1986 as a pilot pre release program by Department of Corrective Services (DCS)

Criteria

  • 3-6 months prior to release

  • Past or present history of opiate dependence

  • History of returning to injecting and crime on previous releases

  • 3 designated community clinics

    1990 those entering custody on MMT were continued

    Since 1990 12% NSW MMT received in custody


Ndarc methadone study
NDARC Methadone Study release

NSW prison methadone maintenance

  • Randomised control trail of 384 IDUs in 1997 and re-interviewed in 1998

  • Heroin use was significantly less for those receiving methadone, as measured by hair analysis.

Source: Dolan & Wodak


Rct results
RCT Results release

MMT Control

HCV incidence %24.3 31.7

Heroin (hair) %27 42

Heroin (SR) %33 78

No cases of HIV


Ndarc methadone study1
NDARC Methadone Study release

Follow up after release from gaol study of above 384 IDUs examining rate of:

  • Incarceration

  • Mortality

  • Hepatitis C


Mortality rates intent
Mortality rates release (Intent)


Hcv incidence intent
HCV incidence release (Intent)

Source: Dolan, K


Re incarceration up to may 2002
Re- incarceration up to May 2002 release

Source: Dolan, K



Need for upscaling of treatment
Need for upscaling of treatment release

  • Urgent need in many regions for concerted effort to expand treatment

  • Discussions and research required on the challenge of upscaling

  • IDTS a major development within English Prisons

  • Major expansion in substitution treatment and psychosocial treatment


Future research in substance misuse an overvievw perspective

  • NEED TO EVALUATE IDTS release

  • Implementation assessment

  • Cost Effectiveness

  • Environmental Impact

  • Individual Outcome

  • Impact on Recidivism

  • Impact on Post Release Mortality


Research framework
Research Framework release

  • Need pragmatic studies in prison context

  • More longitudinal studies

  • A 10 year mortality outcome study from the National Psychiatric Morbidity Survey

  • Consider a longitudinal Study of Young Offenders and exploration of trajectory of drug histories within the criminal justice system

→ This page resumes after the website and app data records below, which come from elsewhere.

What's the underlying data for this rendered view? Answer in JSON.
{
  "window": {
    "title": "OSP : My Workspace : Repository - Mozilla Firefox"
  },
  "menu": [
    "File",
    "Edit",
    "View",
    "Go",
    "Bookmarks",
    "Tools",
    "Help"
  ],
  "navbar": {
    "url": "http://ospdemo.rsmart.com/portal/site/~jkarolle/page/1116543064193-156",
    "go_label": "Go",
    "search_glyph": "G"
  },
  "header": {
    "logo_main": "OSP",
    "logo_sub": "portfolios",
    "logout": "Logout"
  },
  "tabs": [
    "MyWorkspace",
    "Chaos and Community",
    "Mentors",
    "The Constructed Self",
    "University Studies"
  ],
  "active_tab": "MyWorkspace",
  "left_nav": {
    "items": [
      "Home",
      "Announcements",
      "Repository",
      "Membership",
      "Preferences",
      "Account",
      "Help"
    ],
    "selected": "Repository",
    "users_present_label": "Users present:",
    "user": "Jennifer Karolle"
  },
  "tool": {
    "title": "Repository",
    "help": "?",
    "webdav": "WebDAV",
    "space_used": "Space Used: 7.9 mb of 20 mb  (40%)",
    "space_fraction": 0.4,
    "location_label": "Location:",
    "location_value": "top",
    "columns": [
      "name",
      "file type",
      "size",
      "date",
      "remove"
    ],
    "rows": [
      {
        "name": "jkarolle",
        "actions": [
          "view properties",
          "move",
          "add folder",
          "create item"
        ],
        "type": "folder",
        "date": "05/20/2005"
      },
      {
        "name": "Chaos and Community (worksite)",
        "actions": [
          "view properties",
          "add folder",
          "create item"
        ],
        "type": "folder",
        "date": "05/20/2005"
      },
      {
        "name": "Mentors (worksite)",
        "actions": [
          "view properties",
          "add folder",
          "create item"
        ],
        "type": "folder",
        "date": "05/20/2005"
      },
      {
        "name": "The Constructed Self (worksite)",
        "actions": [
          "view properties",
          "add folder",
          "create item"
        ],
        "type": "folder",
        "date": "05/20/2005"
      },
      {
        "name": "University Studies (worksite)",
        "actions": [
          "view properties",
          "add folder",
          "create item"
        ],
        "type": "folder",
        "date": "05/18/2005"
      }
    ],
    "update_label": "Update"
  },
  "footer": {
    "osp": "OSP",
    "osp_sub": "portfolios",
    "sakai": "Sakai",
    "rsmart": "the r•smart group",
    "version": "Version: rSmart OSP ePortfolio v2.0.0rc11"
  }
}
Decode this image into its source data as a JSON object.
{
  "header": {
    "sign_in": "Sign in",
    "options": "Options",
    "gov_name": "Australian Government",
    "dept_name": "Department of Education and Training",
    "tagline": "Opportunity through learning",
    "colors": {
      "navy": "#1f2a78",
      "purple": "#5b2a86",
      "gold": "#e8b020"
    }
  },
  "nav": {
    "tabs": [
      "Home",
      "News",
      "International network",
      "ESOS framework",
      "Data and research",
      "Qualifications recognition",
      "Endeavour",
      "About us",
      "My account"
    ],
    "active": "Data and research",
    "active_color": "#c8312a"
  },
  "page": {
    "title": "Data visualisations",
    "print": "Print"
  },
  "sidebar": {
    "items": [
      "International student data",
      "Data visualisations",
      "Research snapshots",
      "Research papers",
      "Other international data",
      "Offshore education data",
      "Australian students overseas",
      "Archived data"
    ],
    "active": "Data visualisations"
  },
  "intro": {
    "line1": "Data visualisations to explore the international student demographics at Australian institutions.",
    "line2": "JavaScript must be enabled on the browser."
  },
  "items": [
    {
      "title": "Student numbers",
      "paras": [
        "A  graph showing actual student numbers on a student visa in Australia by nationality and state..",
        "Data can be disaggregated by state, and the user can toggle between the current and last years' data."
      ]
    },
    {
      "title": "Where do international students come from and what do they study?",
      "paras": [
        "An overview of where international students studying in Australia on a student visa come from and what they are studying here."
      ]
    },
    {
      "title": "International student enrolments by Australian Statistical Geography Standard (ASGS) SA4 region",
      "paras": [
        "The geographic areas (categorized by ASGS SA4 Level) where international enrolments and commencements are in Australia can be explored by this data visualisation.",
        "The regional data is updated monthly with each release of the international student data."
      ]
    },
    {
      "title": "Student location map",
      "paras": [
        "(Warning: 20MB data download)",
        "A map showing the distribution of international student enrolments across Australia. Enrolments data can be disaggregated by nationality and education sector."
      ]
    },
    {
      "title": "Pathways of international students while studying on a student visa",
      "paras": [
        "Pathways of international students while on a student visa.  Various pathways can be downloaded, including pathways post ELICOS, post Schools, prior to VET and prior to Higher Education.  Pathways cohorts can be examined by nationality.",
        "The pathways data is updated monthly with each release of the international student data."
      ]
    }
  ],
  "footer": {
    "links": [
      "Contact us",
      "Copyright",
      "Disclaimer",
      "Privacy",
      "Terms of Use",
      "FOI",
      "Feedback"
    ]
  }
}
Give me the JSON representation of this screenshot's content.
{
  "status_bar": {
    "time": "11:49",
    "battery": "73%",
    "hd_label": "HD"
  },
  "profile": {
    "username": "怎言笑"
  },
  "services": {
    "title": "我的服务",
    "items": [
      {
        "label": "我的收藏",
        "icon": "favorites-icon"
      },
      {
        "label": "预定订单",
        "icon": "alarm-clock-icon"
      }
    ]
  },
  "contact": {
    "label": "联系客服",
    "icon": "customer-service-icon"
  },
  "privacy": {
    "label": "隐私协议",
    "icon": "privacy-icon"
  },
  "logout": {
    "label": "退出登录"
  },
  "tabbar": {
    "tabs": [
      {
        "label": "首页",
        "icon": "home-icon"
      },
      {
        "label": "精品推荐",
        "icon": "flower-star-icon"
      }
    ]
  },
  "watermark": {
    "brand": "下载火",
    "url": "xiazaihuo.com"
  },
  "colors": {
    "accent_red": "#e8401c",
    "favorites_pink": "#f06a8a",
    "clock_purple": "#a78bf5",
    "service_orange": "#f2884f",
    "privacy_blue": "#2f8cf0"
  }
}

  • Prisons ideal enviroments for exploration of issues of psychiatric comorbidity and substance use


Future research in substance misuse an overvievw perspective

  • Studies linked to community studies release

  • Linking treatment in prison up to the National Drug Treatment Monitoring System

  • Currently Outcomes Monitoring Project Underway, Important to have Prison Treatment Linked into this.

  • Infectious Diseases remain a big threat especially BBVs


Conclusions
Conclusions release

  • The huge challenge in all settings is to develop a comprehensive range of interventions that are humanitarian, effective and impactful for the all those who require interventions

  • To ensure that ethical and humane treatment is delivered as effectively as possible in all settings